For economic cooperation between SCO members, President Xi emphasized the docking of development strategies, trade facilitation and trade balancing. He also suggested many measures that demonstrate that China is not pursuing maximization of its own interests, but rather seeks to break bottlenecks hindering economic and trade cooperation under the framework of the SCO through friendship, justice and pursuing shared interests. The SCO differs from other regional cooperation organizations thanks to its coordination of development strategies, which reflects mutual respect for state sovereignty and national interests of its member states. China proposed to establish a 30 billion yuan (US$4.7 billion) equivalent special lending facility under the framework of the SCO Interbank Association. This is a sign of China’s willingness to cooperate. It also evidences the common will of SCO members to escape the hegemony of the U.S. dollar and build a more fair and reasonable new regional economic order.

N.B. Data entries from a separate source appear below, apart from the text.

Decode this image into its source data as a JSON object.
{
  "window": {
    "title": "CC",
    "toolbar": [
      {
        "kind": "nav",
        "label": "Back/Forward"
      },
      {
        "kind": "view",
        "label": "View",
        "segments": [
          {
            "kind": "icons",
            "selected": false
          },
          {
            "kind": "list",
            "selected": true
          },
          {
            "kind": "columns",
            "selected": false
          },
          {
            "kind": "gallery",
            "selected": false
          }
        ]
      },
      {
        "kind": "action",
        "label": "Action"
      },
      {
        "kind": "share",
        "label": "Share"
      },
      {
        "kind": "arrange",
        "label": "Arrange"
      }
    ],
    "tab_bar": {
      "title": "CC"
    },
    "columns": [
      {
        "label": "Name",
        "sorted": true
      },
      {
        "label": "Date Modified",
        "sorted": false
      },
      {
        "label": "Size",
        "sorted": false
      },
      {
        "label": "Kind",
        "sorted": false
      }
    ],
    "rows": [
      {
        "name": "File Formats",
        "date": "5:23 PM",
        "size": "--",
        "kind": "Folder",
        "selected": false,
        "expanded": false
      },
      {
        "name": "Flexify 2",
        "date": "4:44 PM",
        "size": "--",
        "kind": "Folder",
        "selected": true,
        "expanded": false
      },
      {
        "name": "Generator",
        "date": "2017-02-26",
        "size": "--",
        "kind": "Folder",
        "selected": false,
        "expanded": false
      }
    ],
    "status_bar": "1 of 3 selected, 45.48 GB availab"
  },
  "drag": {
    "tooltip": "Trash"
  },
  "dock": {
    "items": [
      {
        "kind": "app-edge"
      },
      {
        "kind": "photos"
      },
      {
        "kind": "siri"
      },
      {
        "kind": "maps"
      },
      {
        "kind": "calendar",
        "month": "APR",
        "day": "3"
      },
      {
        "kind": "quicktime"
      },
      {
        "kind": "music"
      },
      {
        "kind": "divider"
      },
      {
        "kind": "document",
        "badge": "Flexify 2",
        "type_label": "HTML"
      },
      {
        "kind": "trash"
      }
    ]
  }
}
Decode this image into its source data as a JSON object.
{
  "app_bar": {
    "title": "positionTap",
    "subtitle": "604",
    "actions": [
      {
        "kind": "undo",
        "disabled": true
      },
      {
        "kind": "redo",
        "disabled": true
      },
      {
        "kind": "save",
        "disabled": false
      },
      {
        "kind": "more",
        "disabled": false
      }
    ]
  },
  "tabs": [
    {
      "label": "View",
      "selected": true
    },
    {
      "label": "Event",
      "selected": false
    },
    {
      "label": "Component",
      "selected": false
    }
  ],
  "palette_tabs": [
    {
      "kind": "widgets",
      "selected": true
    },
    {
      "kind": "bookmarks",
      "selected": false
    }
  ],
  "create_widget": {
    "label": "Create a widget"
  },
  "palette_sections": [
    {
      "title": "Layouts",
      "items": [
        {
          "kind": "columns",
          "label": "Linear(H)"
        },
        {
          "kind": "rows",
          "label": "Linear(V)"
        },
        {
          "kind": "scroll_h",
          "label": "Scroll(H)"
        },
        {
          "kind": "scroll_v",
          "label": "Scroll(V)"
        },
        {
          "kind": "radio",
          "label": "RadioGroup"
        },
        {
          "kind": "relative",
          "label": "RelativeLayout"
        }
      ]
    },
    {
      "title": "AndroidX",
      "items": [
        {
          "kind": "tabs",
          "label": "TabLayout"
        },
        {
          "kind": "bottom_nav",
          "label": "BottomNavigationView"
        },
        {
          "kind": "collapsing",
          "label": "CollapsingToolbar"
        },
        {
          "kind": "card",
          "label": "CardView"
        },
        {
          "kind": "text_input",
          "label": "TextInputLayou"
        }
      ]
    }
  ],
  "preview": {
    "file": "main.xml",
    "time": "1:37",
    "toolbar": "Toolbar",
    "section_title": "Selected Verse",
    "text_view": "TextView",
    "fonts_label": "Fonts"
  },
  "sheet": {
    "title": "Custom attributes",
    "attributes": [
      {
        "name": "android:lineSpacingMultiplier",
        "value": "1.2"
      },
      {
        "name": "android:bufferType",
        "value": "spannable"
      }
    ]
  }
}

Cultural exchange will lay a solid foundation for the strengthening of mutual trust and win-win cooperation among SCO member states. The organization has developed a maturing mechanism for people-to-people exchange, which covers various fields. In the future, the SCO needs to utilize existing mechanisms for cultural exchange and expand their scales. To meet the needs of other member countries, China will formulate targeted proposals for cultural exchange. For example, China will provide 3,000 training opportunities in human resource development for SCO member states to relieve their shortage of qualified professionals in the field. Led by China, other member states will also take concrete measures to help expand scope, deepen cooperative levels and enlarge the scales of cultural exchange within the group.
Despite operating as a regional organization, the SCO is definitely not closed. In his speech, Xi proposed setting up international cooperation partnership networks, signifying that the organization is willing to cooperate with other countries and international organizations worldwide to build an “open, inclusive, clean, and beautiful world that enjoys lasting peace, universal security, and common prosperity,” in accordance with the Shanghai Spirit. The upgraded Shanghai Sprit will not only chart the course for the SCO, but also inject new energy into the development of the word and enable the SCO and the world to integrate into a community with a shared future.
The author is deputy director of the Institute of Belt and Road Initiative under the Chinese Academy of Social Sciences.